An addressable panel, like the Siemens panel you're working on, uses a Signaling Line Circuit (SLC) for communication. This is really a computer data and power buss. This circuit isn't connected to any device like the pull stations, waterflow switches, gatevalve tamper switches, it's connected to intermediary modules (usually just called modules), and then these modules are connected to the switches using Class B circuitry.
The module is basically monitoring the PIV. It looks like the programmer of the panel didn't "miss program" the panel. Rather, the programmer is trying to help you, the servicer of the system, find the module to fix the system.
"PIV" is the device that is being monitored. Yes, it's the correct "Post Indicator Valve" with a knob to turn off the sprinkler water outside the building. "Mechanical Room", on the other hand, is where you can find the module. That is placed in the message showing on the panel so you don't have to hunt all over the building looking for the module.
"Error" is some sort of trouble signal. It is saying that this module is having trouble, is completely broken, or that the Class B wiring to the PIV is having trouble. Your job is to find that module, which is where you have to start to troubleshoot. This is the device that the panel is really connected to, and not the PIV.
Keep in mind that the module has two different sides, the SLC side and the Class B side.
Using your voltmeter, the SLC side should measure an unsteady (constantly changing) voltage between 10 volts and 24 volts.
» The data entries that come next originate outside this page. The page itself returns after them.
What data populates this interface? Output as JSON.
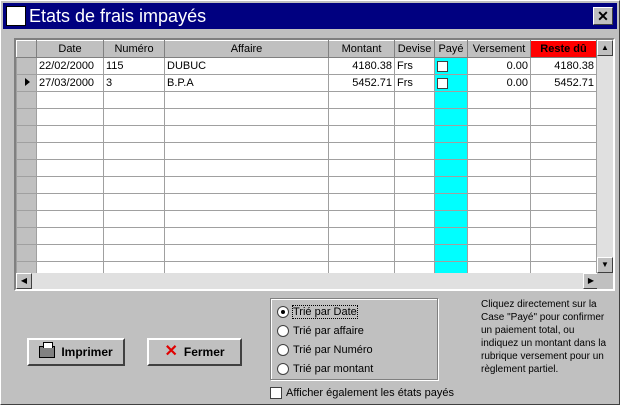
{
  "window": {
    "title": "Etats de frais impayés",
    "close_glyph": "✕"
  },
  "grid": {
    "columns": [
      "Date",
      "Numéro",
      "Affaire",
      "Montant",
      "Devise",
      "Payé",
      "Versement",
      "Reste dû"
    ],
    "rows": [
      {
        "date": "22/02/2000",
        "numero": "115",
        "affaire": "DUBUC",
        "montant": "4180.38",
        "devise": "Frs",
        "paye": false,
        "versement": "0.00",
        "reste": "4180.38",
        "current": false
      },
      {
        "date": "27/03/2000",
        "numero": "3",
        "affaire": "B.P.A",
        "montant": "5452.71",
        "devise": "Frs",
        "paye": false,
        "versement": "0.00",
        "reste": "5452.71",
        "current": true
      }
    ],
    "empty_rows": 11,
    "accent_colors": {
      "paye_column": "#00ffff",
      "reste_header": "#ff0000"
    }
  },
  "buttons": {
    "print": "Imprimer",
    "close": "Fermer"
  },
  "sort": {
    "options": [
      "Trié par Date",
      "Trié par affaire",
      "Trié par Numéro",
      "Trié par montant"
    ],
    "selected": 0
  },
  "show_paid": {
    "label": "Afficher également les états payés",
    "checked": false
  },
  "help_text": "Cliquez directement sur la Case \"Payé\" pour confirmer un paiement total, ou indiquez un montant dans la rubrique versement pour un règlement partiel."
}
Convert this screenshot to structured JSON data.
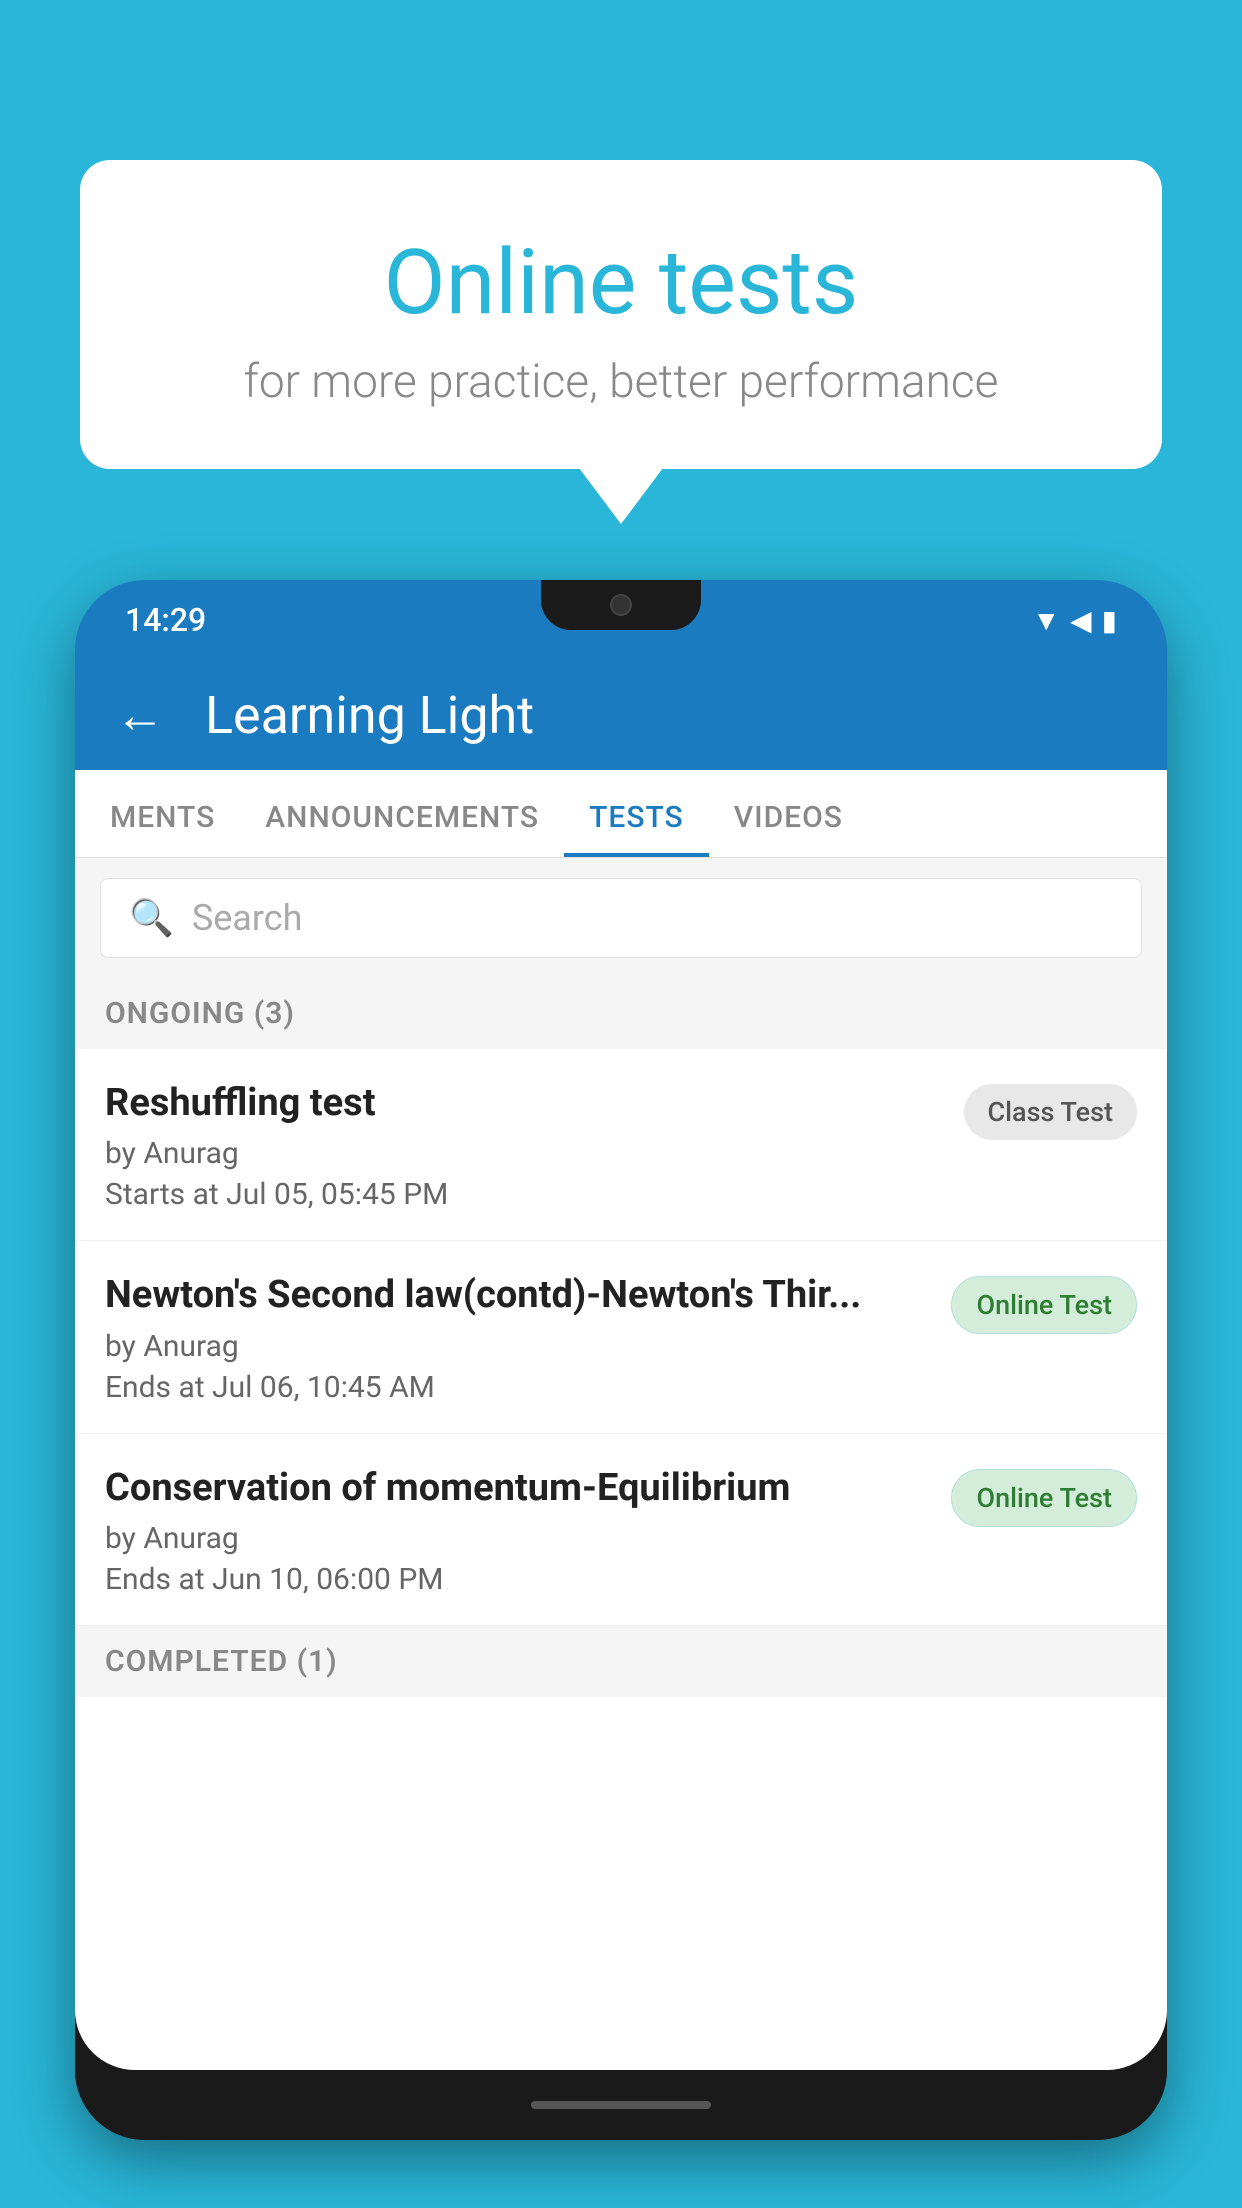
{
  "background_color": "#29b6d8",
  "bubble": {
    "title": "Online tests",
    "subtitle": "for more practice, better performance"
  },
  "phone": {
    "status_bar": {
      "time": "14:29",
      "icons": [
        "▼",
        "◀",
        "▮"
      ]
    },
    "app_bar": {
      "back_label": "←",
      "title": "Learning Light"
    },
    "tabs": [
      {
        "label": "MENTS",
        "active": false
      },
      {
        "label": "ANNOUNCEMENTS",
        "active": false
      },
      {
        "label": "TESTS",
        "active": true
      },
      {
        "label": "VIDEOS",
        "active": false
      }
    ],
    "search": {
      "placeholder": "Search",
      "icon": "🔍"
    },
    "ongoing_section": {
      "label": "ONGOING (3)",
      "tests": [
        {
          "title": "Reshuffling test",
          "author": "by Anurag",
          "date": "Starts at  Jul 05, 05:45 PM",
          "badge": "Class Test",
          "badge_type": "class"
        },
        {
          "title": "Newton's Second law(contd)-Newton's Thir...",
          "author": "by Anurag",
          "date": "Ends at  Jul 06, 10:45 AM",
          "badge": "Online Test",
          "badge_type": "online"
        },
        {
          "title": "Conservation of momentum-Equilibrium",
          "author": "by Anurag",
          "date": "Ends at  Jun 10, 06:00 PM",
          "badge": "Online Test",
          "badge_type": "online"
        }
      ]
    },
    "completed_section": {
      "label": "COMPLETED (1)"
    }
  }
}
The Class B side should show a normal Class B voltage (you'll have to figure that out because each manufacturer uses a different voltage to be "normal").
The module might be having a problem, the wiring out to the PIV might be having a problem, or the end-of-line resistor at the PIV might be having a problem. Replace the module if that is what is having a problem, fix the wiring to the PIV if that is what is having a problem, or replace the end-of-line resistor if that is what is having a problem.
Based on his electronics training, and his understanding of Life Safety, Douglas Krantz has compiled his knowledge of Conventional Fire Alarm Systems into the book
. The book covers the basics of the Conventional Fire Alarm System, and shows how Life Safety and internal supervision affects the fire alarm system.